This operation updates a single object in the database. To update more than one object, use the bulkUpdate operation documented in the Updating multiple objects chapter of this guide.

To add this operation to a Unit Of Work instance, use the following methods:

The methods are organized by how the object to be updated is specified in the API. As you can see below, there are several ways to reference the object which will be updated in the database: explicit object reference, which is either using a Dictionary or a custom class or by using a result of a previous operation:

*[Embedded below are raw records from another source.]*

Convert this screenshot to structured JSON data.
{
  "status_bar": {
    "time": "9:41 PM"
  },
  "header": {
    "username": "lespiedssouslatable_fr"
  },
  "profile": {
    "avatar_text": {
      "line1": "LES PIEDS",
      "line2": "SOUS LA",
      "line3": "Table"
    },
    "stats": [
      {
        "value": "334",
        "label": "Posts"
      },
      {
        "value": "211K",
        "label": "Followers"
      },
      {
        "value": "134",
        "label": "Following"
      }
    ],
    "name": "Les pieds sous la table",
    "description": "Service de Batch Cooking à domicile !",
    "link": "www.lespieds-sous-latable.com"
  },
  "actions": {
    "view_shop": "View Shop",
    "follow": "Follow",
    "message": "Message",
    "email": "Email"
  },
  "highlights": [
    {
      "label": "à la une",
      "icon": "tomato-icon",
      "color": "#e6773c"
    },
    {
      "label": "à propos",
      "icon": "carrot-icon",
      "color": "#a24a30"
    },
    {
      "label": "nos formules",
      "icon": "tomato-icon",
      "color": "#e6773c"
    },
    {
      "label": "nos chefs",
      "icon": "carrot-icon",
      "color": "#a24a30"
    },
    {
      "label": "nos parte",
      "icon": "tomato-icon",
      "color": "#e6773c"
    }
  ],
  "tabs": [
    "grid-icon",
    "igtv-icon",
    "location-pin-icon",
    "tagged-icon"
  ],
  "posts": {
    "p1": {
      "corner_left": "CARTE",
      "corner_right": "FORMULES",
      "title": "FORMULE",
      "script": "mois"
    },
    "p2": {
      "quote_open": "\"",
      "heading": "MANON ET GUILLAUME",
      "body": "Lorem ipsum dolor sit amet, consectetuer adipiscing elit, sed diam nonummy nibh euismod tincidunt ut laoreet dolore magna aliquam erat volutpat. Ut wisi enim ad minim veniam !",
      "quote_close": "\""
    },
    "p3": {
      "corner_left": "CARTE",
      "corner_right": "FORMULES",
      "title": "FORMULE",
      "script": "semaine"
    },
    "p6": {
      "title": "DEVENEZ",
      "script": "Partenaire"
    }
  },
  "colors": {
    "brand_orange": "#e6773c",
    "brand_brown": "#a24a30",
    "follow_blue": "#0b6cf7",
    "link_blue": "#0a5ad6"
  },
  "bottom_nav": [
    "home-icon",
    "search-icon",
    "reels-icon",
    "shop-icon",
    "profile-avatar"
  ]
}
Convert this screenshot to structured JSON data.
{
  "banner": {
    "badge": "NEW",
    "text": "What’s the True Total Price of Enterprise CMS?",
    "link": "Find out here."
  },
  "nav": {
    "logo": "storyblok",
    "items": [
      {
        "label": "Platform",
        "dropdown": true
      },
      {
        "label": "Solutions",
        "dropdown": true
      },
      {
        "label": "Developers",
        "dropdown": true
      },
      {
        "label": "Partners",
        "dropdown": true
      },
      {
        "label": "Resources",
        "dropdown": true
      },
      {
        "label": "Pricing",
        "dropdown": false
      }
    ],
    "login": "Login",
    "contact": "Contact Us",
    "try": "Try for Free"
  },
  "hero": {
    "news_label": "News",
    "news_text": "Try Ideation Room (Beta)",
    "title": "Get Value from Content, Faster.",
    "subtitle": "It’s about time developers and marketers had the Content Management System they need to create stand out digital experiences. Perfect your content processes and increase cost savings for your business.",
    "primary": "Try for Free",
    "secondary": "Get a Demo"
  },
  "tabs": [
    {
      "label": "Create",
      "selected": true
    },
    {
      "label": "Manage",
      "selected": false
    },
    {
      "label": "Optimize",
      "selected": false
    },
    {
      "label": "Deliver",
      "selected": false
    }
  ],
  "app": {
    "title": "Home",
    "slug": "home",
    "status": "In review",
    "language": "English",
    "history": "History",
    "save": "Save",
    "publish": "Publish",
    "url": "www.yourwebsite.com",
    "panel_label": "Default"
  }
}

// Update the object represented by the "identifier" argument. 
// The argument can be either a tableName, OpResult or OpResultValueReference object.
// The "changes" argument can be either a key/value map of changes or an object of your custom class. 
// It must have a server assigned value for the objectId property.
unitOfWorkInstance.update<T>(T changes, [dynamic identifier ]);

Return Value

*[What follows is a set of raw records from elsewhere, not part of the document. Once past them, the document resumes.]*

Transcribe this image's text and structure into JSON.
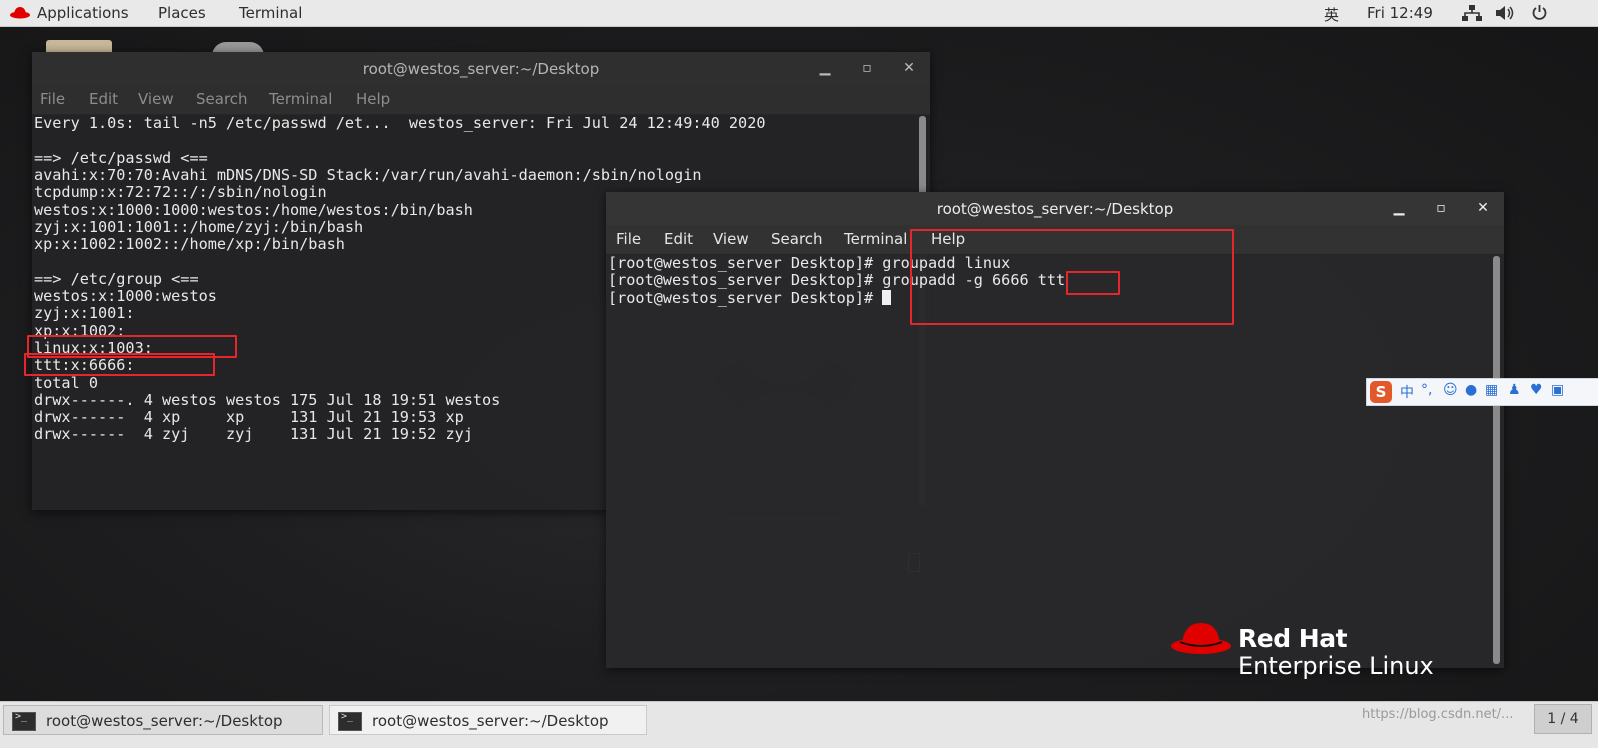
{
  "topbar": {
    "applications": "Applications",
    "places": "Places",
    "terminal": "Terminal",
    "input_method": "英",
    "clock": "Fri 12:49"
  },
  "terminal1": {
    "title": "root@westos_server:~/Desktop",
    "menu": [
      "File",
      "Edit",
      "View",
      "Search",
      "Terminal",
      "Help"
    ],
    "lines": [
      "Every 1.0s: tail -n5 /etc/passwd /et...  westos_server: Fri Jul 24 12:49:40 2020",
      "",
      "==> /etc/passwd <==",
      "avahi:x:70:70:Avahi mDNS/DNS-SD Stack:/var/run/avahi-daemon:/sbin/nologin",
      "tcpdump:x:72:72::/:/sbin/nologin",
      "westos:x:1000:1000:westos:/home/westos:/bin/bash",
      "zyj:x:1001:1001::/home/zyj:/bin/bash",
      "xp:x:1002:1002::/home/xp:/bin/bash",
      "",
      "==> /etc/group <==",
      "westos:x:1000:westos",
      "zyj:x:1001:",
      "xp:x:1002:",
      "linux:x:1003:",
      "ttt:x:6666:",
      "total 0",
      "drwx------. 4 westos westos 175 Jul 18 19:51 westos",
      "drwx------  4 xp     xp     131 Jul 21 19:53 xp",
      "drwx------  4 zyj    zyj    131 Jul 21 19:52 zyj"
    ]
  },
  "terminal2": {
    "title": "root@westos_server:~/Desktop",
    "menu": [
      "File",
      "Edit",
      "View",
      "Search",
      "Terminal",
      "Help"
    ],
    "lines": [
      "[root@westos_server Desktop]# groupadd linux",
      "[root@westos_server Desktop]# groupadd -g 6666 ttt",
      "[root@westos_server Desktop]# "
    ]
  },
  "ime": {
    "logo": "S",
    "lang": "中"
  },
  "brand": {
    "line1": "Red Hat",
    "line2": "Enterprise Linux"
  },
  "taskbar": {
    "task1": "root@westos_server:~/Desktop",
    "task2": "root@westos_server:~/Desktop",
    "workspace": "1 / 4"
  },
  "watermark": "https://blog.csdn.net/...",
  "colors": {
    "highlight": "#e5272b",
    "redhat": "#e00000"
  }
}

All methods listed above return an instance of the OpResult class which represents the updated object in the database. The OpResult object can be used as an argument in other operations in the same transaction (same UnitOfWork instance). For more information see the Operation Result chapter of this guide.

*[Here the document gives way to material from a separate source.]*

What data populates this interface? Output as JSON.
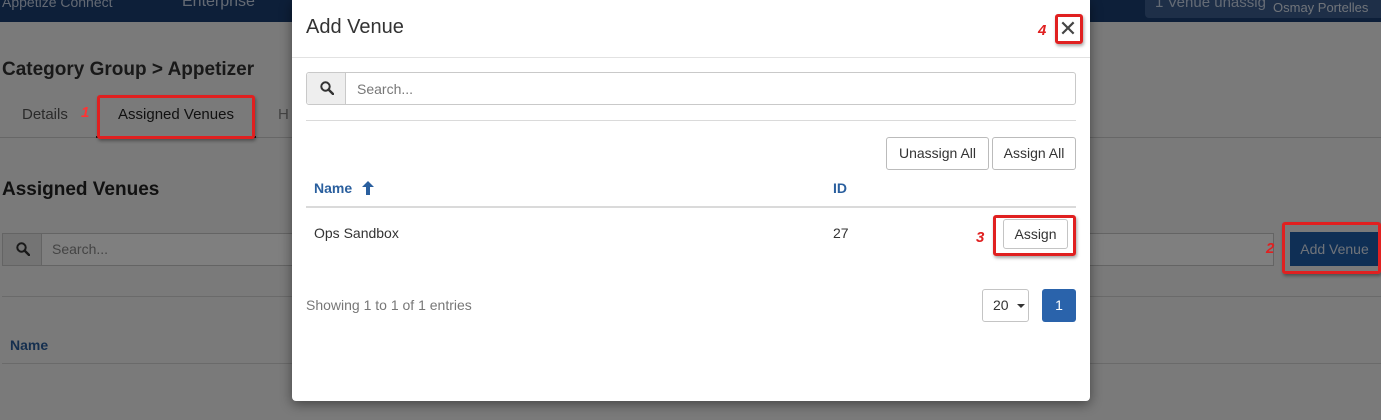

The examples below demonstrate the usage of the operation for all possible ways to reference the object that should be updated. This is the what the data table looks like before the transaction runs:


final unitOfWork = UnitOfWork();

Map changes = {
 "objectId": "37ADFFA8-39E2-73A5-FF44-651EF5C4E900",
 "orderStatus": "complete",
 "deliveryDate": 2)).millisecondsSinceEpoch,

unitOfWork.update(changes, "Order");

unitOfWork.execute().then((result) => print("transaction complete - $result"));

final unitOfWork = UnitOfWork();

final orderInstance = Order()
 ..objectId = "37ADFFA8-39E2-73A5-FF44-651EF5C4E900"
 ..orderStatus = "complete"
 ..deliveryDate = 2));


unitOfWork.execute().then((result) => print("transaction complete - $result"));
The Order class is defined as:
class Order {
 String orderStatus;
 DateTime deliveryDate;
 String objectId;

final unitOfWork = UnitOfWork();

// compose query builder
final queryBuilder = DataQueryBuilder();

// set the query condition
queryBuilder.whereClause = "orderId = '031820-CV1'";

// we need only one object, this will help to speed it up
queryBuilder.pageSize = 1;

// add the find operation to the transaction
final findResult = unitOfWork.find("Order", queryBuilder);

// get a reference to the first object (order) from the result
final orderObjectRef = findResult.resolveTo(resultIndex: 0);

// compose a map of changes - notice the objectId is not needed there
Map changes ={
 "orderStatus": "complete",
 "deliveryDate": 2)).millisecondsSinceEpoch,

// add the update operation to the transaction
unitOfWork.update(changes, orderObjectRef);

// run the transaction
unitOfWork.execute().then((result) => print("transaction complete - $result"));

This is what the same object in the data table looks like after the transaction runs: